> The task: The answer must restate the records below word for word.

> Data:
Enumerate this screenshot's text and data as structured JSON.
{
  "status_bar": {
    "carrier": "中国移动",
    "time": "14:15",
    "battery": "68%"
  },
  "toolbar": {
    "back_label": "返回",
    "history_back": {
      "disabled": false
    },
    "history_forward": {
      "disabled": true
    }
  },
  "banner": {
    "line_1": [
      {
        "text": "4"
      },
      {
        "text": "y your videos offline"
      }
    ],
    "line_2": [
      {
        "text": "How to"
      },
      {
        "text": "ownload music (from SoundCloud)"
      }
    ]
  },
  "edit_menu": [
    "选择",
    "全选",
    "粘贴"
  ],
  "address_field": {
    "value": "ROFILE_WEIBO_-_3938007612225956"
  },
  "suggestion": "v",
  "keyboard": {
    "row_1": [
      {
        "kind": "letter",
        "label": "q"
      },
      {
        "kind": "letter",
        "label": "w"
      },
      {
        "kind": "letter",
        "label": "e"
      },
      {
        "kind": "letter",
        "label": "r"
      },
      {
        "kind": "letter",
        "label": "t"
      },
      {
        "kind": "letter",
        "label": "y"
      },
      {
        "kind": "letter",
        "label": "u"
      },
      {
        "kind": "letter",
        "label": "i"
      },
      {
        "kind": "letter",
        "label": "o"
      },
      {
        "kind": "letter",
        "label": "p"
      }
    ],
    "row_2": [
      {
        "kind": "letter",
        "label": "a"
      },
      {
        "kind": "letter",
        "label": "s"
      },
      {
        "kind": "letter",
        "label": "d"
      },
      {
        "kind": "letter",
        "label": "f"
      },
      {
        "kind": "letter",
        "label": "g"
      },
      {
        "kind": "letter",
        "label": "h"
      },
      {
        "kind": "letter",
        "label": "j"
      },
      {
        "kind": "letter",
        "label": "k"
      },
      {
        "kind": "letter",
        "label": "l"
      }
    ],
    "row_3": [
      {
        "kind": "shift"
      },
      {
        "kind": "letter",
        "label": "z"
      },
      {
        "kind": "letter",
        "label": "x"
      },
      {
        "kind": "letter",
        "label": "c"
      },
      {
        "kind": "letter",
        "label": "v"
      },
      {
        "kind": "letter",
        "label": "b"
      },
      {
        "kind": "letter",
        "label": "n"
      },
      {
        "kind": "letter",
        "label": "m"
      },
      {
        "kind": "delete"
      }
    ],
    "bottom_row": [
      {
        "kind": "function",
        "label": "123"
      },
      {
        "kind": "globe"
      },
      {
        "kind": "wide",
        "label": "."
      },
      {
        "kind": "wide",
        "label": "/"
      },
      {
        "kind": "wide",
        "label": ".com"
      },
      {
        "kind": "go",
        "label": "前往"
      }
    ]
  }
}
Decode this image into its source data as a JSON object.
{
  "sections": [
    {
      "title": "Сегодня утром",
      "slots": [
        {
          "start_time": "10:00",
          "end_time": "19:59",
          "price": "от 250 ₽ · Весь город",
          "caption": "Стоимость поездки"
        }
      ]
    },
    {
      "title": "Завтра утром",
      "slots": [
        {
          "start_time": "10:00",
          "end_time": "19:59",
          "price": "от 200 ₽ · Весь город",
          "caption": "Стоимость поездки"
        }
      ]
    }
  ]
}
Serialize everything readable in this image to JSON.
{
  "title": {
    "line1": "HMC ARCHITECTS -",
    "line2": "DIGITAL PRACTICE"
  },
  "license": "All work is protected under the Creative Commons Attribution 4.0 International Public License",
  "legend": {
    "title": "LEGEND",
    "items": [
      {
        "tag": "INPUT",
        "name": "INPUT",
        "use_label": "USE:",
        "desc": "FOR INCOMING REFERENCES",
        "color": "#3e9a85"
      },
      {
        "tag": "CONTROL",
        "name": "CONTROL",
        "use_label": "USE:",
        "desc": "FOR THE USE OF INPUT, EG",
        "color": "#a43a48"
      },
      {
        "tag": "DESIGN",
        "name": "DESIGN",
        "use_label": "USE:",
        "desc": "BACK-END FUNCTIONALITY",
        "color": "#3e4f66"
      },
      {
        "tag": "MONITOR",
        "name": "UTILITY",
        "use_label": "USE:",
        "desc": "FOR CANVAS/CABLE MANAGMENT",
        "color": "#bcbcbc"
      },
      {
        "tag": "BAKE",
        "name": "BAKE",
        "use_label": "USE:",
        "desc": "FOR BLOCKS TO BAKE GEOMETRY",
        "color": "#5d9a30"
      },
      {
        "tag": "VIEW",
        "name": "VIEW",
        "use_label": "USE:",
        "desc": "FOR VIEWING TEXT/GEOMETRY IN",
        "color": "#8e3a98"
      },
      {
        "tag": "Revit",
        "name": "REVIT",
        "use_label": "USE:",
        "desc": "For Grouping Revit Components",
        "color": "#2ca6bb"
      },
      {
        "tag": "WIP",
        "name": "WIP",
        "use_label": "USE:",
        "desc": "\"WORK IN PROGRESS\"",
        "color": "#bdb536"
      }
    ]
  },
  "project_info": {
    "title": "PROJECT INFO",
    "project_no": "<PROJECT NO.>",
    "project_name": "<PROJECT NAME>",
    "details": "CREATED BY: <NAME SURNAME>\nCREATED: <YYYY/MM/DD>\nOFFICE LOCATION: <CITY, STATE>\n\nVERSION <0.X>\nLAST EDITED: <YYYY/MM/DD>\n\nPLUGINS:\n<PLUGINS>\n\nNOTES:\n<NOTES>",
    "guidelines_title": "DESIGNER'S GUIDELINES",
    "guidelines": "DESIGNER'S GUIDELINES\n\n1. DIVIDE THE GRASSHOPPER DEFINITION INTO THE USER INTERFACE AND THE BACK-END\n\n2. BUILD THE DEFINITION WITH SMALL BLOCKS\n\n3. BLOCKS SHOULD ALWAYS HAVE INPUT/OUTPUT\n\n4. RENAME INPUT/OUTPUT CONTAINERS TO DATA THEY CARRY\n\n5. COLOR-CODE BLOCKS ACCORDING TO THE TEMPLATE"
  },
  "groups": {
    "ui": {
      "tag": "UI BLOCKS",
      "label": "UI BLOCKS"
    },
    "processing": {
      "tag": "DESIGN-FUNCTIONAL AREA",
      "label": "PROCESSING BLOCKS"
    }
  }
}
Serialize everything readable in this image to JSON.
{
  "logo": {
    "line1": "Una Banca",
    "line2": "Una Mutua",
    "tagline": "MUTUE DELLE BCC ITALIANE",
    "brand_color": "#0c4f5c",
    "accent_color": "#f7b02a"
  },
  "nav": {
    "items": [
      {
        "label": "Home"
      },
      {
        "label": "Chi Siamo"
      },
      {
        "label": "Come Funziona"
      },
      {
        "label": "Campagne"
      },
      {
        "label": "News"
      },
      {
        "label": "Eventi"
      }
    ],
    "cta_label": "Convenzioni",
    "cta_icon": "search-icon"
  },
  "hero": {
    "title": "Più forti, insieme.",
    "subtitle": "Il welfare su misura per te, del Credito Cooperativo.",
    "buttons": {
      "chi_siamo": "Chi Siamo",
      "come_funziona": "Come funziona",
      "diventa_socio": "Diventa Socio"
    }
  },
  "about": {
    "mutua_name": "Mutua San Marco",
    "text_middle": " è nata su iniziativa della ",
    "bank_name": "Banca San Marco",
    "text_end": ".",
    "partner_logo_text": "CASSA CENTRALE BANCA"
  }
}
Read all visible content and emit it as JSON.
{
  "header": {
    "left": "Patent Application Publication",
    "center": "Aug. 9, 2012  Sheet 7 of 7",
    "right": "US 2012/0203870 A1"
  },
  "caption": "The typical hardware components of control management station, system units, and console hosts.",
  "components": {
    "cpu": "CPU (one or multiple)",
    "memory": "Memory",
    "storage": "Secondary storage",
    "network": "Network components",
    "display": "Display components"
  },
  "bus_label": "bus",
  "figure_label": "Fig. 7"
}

> Answer space:
Enumerate this screenshot's text and data as structured JSON.
{
  "status_bar": {
    "carrier": "中国移动",
    "time": "14:15",
    "battery": "68%"
  },
  "toolbar": {
    "back_label": "返回",
    "history_back": {
      "disabled": false
    },
    "history_forward": {
      "disabled": true
    }
  },
  "banner": {
    "line_1": [
      {
        "text": "4"
      },
      {
        "text": "y your videos offline"
      }
    ],
    "line_2": [
      {
        "text": "How to"
      },
      {
        "text": "ownload music (from SoundCloud)"
      }
    ]
  },
  "edit_menu": [
    "选择",
    "全选",
    "粘贴"
  ],
  "address_field": {
    "value": "ROFILE_WEIBO_-_3938007612225956"
  },
  "suggestion": "v",
  "keyboard": {
    "row_1": [
      {
        "kind": "letter",
        "label": "q"
      },
      {
        "kind": "letter",
        "label": "w"
      },
      {
        "kind": "letter",
        "label": "e"
      },
      {
        "kind": "letter",
        "label": "r"
      },
      {
        "kind": "letter",
        "label": "t"
      },
      {
        "kind": "letter",
        "label": "y"
      },
      {
        "kind": "letter",
        "label": "u"
      },
      {
        "kind": "letter",
        "label": "i"
      },
      {
        "kind": "letter",
        "label": "o"
      },
      {
        "kind": "letter",
        "label": "p"
      }
    ],
    "row_2": [
      {
        "kind": "letter",
        "label": "a"
      },
      {
        "kind": "letter",
        "label": "s"
      },
      {
        "kind": "letter",
        "label": "d"
      },
      {
        "kind": "letter",
        "label": "f"
      },
      {
        "kind": "letter",
        "label": "g"
      },
      {
        "kind": "letter",
        "label": "h"
      },
      {
        "kind": "letter",
        "label": "j"
      },
      {
        "kind": "letter",
        "label": "k"
      },
      {
        "kind": "letter",
        "label": "l"
      }
    ],
    "row_3": [
      {
        "kind": "shift"
      },
      {
        "kind": "letter",
        "label": "z"
      },
      {
        "kind": "letter",
        "label": "x"
      },
      {
        "kind": "letter",
        "label": "c"
      },
      {
        "kind": "letter",
        "label": "v"
      },
      {
        "kind": "letter",
        "label": "b"
      },
      {
        "kind": "letter",
        "label": "n"
      },
      {
        "kind": "letter",
        "label": "m"
      },
      {
        "kind": "delete"
      }
    ],
    "bottom_row": [
      {
        "kind": "function",
        "label": "123"
      },
      {
        "kind": "globe"
      },
      {
        "kind": "wide",
        "label": "."
      },
      {
        "kind": "wide",
        "label": "/"
      },
      {
        "kind": "wide",
        "label": ".com"
      },
      {
        "kind": "go",
        "label": "前往"
      }
    ]
  }
}
Decode this image into its source data as a JSON object.
{
  "sections": [
    {
      "title": "Сегодня утром",
      "slots": [
        {
          "start_time": "10:00",
          "end_time": "19:59",
          "price": "от 250 ₽ · Весь город",
          "caption": "Стоимость поездки"
        }
      ]
    },
    {
      "title": "Завтра утром",
      "slots": [
        {
          "start_time": "10:00",
          "end_time": "19:59",
          "price": "от 200 ₽ · Весь город",
          "caption": "Стоимость поездки"
        }
      ]
    }
  ]
}
Serialize everything readable in this image to JSON.
{
  "title": {
    "line1": "HMC ARCHITECTS -",
    "line2": "DIGITAL PRACTICE"
  },
  "license": "All work is protected under the Creative Commons Attribution 4.0 International Public License",
  "legend": {
    "title": "LEGEND",
    "items": [
      {
        "tag": "INPUT",
        "name": "INPUT",
        "use_label": "USE:",
        "desc": "FOR INCOMING REFERENCES",
        "color": "#3e9a85"
      },
      {
        "tag": "CONTROL",
        "name": "CONTROL",
        "use_label": "USE:",
        "desc": "FOR THE USE OF INPUT, EG",
        "color": "#a43a48"
      },
      {
        "tag": "DESIGN",
        "name": "DESIGN",
        "use_label": "USE:",
        "desc": "BACK-END FUNCTIONALITY",
        "color": "#3e4f66"
      },
      {
        "tag": "MONITOR",
        "name": "UTILITY",
        "use_label": "USE:",
        "desc": "FOR CANVAS/CABLE MANAGMENT",
        "color": "#bcbcbc"
      },
      {
        "tag": "BAKE",
        "name": "BAKE",
        "use_label": "USE:",
        "desc": "FOR BLOCKS TO BAKE GEOMETRY",
        "color": "#5d9a30"
      },
      {
        "tag": "VIEW",
        "name": "VIEW",
        "use_label": "USE:",
        "desc": "FOR VIEWING TEXT/GEOMETRY IN",
        "color": "#8e3a98"
      },
      {
        "tag": "Revit",
        "name": "REVIT",
        "use_label": "USE:",
        "desc": "For Grouping Revit Components",
        "color": "#2ca6bb"
      },
      {
        "tag": "WIP",
        "name": "WIP",
        "use_label": "USE:",
        "desc": "\"WORK IN PROGRESS\"",
        "color": "#bdb536"
      }
    ]
  },
  "project_info": {
    "title": "PROJECT INFO",
    "project_no": "<PROJECT NO.>",
    "project_name": "<PROJECT NAME>",
    "details": "CREATED BY: <NAME SURNAME>\nCREATED: <YYYY/MM/DD>\nOFFICE LOCATION: <CITY, STATE>\n\nVERSION <0.X>\nLAST EDITED: <YYYY/MM/DD>\n\nPLUGINS:\n<PLUGINS>\n\nNOTES:\n<NOTES>",
    "guidelines_title": "DESIGNER'S GUIDELINES",
    "guidelines": "DESIGNER'S GUIDELINES\n\n1. DIVIDE THE GRASSHOPPER DEFINITION INTO THE USER INTERFACE AND THE BACK-END\n\n2. BUILD THE DEFINITION WITH SMALL BLOCKS\n\n3. BLOCKS SHOULD ALWAYS HAVE INPUT/OUTPUT\n\n4. RENAME INPUT/OUTPUT CONTAINERS TO DATA THEY CARRY\n\n5. COLOR-CODE BLOCKS ACCORDING TO THE TEMPLATE"
  },
  "groups": {
    "ui": {
      "tag": "UI BLOCKS",
      "label": "UI BLOCKS"
    },
    "processing": {
      "tag": "DESIGN-FUNCTIONAL AREA",
      "label": "PROCESSING BLOCKS"
    }
  }
}
Serialize everything readable in this image to JSON.
{
  "logo": {
    "line1": "Una Banca",
    "line2": "Una Mutua",
    "tagline": "MUTUE DELLE BCC ITALIANE",
    "brand_color": "#0c4f5c",
    "accent_color": "#f7b02a"
  },
  "nav": {
    "items": [
      {
        "label": "Home"
      },
      {
        "label": "Chi Siamo"
      },
      {
        "label": "Come Funziona"
      },
      {
        "label": "Campagne"
      },
      {
        "label": "News"
      },
      {
        "label": "Eventi"
      }
    ],
    "cta_label": "Convenzioni",
    "cta_icon": "search-icon"
  },
  "hero": {
    "title": "Più forti, insieme.",
    "subtitle": "Il welfare su misura per te, del Credito Cooperativo.",
    "buttons": {
      "chi_siamo": "Chi Siamo",
      "come_funziona": "Come funziona",
      "diventa_socio": "Diventa Socio"
    }
  },
  "about": {
    "mutua_name": "Mutua San Marco",
    "text_middle": " è nata su iniziativa della ",
    "bank_name": "Banca San Marco",
    "text_end": ".",
    "partner_logo_text": "CASSA CENTRALE BANCA"
  }
}
Read all visible content and emit it as JSON.
{
  "header": {
    "left": "Patent Application Publication",
    "center": "Aug. 9, 2012  Sheet 7 of 7",
    "right": "US 2012/0203870 A1"
  },
  "caption": "The typical hardware components of control management station, system units, and console hosts.",
  "components": {
    "cpu": "CPU (one or multiple)",
    "memory": "Memory",
    "storage": "Secondary storage",
    "network": "Network components",
    "display": "Display components"
  },
  "bus_label": "bus",
  "figure_label": "Fig. 7"
}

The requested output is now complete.